Amalgamation deepens faith roots
Menno Homes joins Christian Horizons
In his first year in Waldheim, Sask., MB pastor Greg Wiens recalls seeing youth from church walking with a teen who’d just moved to town. As they passed a man from Menno Homes, a ministry to people with disabilities, the newcomer yelled, “What a loser!” the other students said, “We want you to know they are our friends. We don’t do that here.”
“In Waldheim, Menno Homes is part of the community,” says Wiens.
“We are becoming a national organization with a provincial reach,” says Jordan Varey, executive director of Menno Homes, which currently supports 70 individuals with disabilities in Waldheim, Saskatoon, Warman and Martensville, Sask.
“Like Menno Homes, Christian Horizons is led by people passionate about supporting individuals impacted by disability. Together, we are able to pool our passion and resources for even greater results,” says Varey.
The new organization will be called Christian Horizons. Menno Homes’s current services will continue – 11 homes and numerous day programs, including woodworking, recycling and golf course maintenance – with a new capacity for growth.

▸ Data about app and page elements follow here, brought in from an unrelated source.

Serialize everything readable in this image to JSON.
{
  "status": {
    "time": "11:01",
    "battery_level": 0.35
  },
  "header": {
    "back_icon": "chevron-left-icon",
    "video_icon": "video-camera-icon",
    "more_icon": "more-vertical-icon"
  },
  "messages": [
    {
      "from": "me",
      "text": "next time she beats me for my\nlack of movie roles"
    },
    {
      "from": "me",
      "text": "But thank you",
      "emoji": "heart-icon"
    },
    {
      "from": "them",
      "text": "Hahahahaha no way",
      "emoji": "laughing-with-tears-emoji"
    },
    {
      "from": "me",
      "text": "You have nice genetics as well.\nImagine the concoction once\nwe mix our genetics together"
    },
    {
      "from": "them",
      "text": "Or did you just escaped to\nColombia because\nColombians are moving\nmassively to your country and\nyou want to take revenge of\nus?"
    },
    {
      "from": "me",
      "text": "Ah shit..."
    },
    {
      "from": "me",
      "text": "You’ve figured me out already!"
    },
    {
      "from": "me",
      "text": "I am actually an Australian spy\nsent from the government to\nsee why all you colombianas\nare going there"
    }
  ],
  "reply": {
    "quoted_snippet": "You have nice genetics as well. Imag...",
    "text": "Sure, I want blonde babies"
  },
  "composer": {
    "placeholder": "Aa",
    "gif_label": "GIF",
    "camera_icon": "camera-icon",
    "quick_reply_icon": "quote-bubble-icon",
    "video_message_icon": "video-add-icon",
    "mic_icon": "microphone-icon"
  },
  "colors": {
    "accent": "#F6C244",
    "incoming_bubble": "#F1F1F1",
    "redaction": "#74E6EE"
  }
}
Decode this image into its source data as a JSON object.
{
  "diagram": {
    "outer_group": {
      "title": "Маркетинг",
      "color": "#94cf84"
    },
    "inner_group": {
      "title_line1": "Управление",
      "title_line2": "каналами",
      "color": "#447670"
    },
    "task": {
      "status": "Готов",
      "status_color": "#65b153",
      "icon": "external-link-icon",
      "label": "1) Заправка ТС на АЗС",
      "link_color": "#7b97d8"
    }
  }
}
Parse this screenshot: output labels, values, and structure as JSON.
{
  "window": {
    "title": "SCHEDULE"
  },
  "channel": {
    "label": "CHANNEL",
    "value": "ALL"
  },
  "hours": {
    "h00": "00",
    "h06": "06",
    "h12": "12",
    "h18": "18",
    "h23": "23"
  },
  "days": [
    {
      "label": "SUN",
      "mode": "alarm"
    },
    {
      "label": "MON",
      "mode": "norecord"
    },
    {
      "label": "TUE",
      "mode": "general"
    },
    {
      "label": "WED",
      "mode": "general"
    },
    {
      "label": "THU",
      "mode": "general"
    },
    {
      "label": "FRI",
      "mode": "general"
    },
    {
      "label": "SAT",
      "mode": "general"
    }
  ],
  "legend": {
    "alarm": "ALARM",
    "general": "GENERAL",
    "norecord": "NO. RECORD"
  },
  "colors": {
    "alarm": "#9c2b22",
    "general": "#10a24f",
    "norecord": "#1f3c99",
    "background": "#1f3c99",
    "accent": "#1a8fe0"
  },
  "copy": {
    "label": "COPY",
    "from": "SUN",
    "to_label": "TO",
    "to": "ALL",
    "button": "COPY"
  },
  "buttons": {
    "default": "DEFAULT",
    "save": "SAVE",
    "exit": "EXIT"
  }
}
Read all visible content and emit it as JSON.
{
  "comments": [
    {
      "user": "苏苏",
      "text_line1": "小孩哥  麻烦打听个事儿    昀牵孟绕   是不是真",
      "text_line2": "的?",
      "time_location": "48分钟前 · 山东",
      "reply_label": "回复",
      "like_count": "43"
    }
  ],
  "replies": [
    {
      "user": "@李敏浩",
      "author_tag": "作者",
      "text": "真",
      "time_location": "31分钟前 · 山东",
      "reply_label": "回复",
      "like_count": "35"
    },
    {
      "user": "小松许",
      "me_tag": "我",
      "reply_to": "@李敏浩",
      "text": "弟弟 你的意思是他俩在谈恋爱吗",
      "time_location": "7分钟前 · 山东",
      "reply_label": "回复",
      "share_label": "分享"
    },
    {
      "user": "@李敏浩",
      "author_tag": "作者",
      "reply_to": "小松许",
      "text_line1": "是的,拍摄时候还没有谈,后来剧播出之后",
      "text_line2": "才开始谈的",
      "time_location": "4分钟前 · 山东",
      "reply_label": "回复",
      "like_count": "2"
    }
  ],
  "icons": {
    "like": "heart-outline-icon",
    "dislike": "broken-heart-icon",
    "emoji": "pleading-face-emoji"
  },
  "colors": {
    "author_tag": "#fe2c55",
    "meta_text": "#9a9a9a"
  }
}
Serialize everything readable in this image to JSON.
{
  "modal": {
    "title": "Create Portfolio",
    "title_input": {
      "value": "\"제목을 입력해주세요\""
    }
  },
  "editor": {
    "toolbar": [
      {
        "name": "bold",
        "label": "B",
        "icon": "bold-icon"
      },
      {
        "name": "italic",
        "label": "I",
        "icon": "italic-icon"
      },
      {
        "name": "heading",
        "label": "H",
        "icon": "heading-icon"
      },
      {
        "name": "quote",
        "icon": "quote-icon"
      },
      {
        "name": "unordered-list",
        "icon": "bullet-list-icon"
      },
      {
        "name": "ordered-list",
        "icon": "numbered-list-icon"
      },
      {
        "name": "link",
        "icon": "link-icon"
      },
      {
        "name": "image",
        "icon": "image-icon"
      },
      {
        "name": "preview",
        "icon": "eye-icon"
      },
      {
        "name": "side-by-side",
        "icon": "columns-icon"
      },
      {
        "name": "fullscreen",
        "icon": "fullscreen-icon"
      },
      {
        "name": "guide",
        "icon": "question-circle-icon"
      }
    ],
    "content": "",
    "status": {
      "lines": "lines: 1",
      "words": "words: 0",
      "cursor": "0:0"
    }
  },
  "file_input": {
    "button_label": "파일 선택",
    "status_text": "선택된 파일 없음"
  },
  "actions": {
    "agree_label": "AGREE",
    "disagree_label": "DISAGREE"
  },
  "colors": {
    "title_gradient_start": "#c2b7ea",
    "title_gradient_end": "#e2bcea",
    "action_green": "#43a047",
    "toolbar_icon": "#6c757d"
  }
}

Founded in 1965, Christian Horizons supports 2,000 people with developmental disabilities and their families through residential, employment and supported vacation programs. With 200 residences in Ontario, Christian Horizons expanded their work into Saskatchewan in 2015.
“Menno Homes brings our long history in the province, a strong relationship with MCC and Mennonite denominations and our expertise in the province- speci c aspects of our sector,” says Varey. “From Christian Horizons, we are gaining structures to help us to thrive: HR support, training, technology and programming support.”
“The amalgamation will help sustain and strengthen the Christian faith within Menno Homes,” says Peter Guenther, Menno Homes board chair. In June, all Menno Homes staff received training about how Christian Horizons’s faith impacts every aspect of the work.
Through the merger, Menno Homes also gains a worldwide connection: Christian Horizons Global supports people affected by intellectual or physical disabilities, HIV/AIDS, abandonment or extreme poverty in 60 communities across Uganda, South Sudan, Kenya, Ethiopia, Guatemala, Nicaragua and Haiti.
Empowering the church
“We will continue to support people to be active in their local faith communities and in their personal devotional lives,” says Varey. Drawing from Christian Horizons’s camp experience, Menno Homes is hosting the first Christian Horizons family retreat at Camp Elim in August.
To empower local church partners, Varey hopes to bring Christian Horizons’s faith and disability conferences to Saskatchewan. He is excited about working with the local church “as they develop inclusive spaces of belonging for the people we support.”
At Waldheim MB, a Sunday school class builds up 15–20 individuals from Menno Homes. To gain work experience, Menno Homes participants clean the church every Monday.
When a new Menno Homes residence goes up, Wiens hears only positive comments from neighbours. Participants from Menno Homes are at every sporting event – cheering for both teams.
“I have a cousin with a developmental disability, and I wish he could live in a town like this with an organization that cares like Menno Homes,” says Wiens. “It’s an extension of the gospel.”
“The opportunities for people impacted by disability across the nation have been increasing with the government and
the disability support sector’s emphasis on inclusive employment and full citizenship,” says Varey.
“With God all things are possible” (Matthew 19:26), says Varey. “I can’t wait to see what role we will play in those developments.”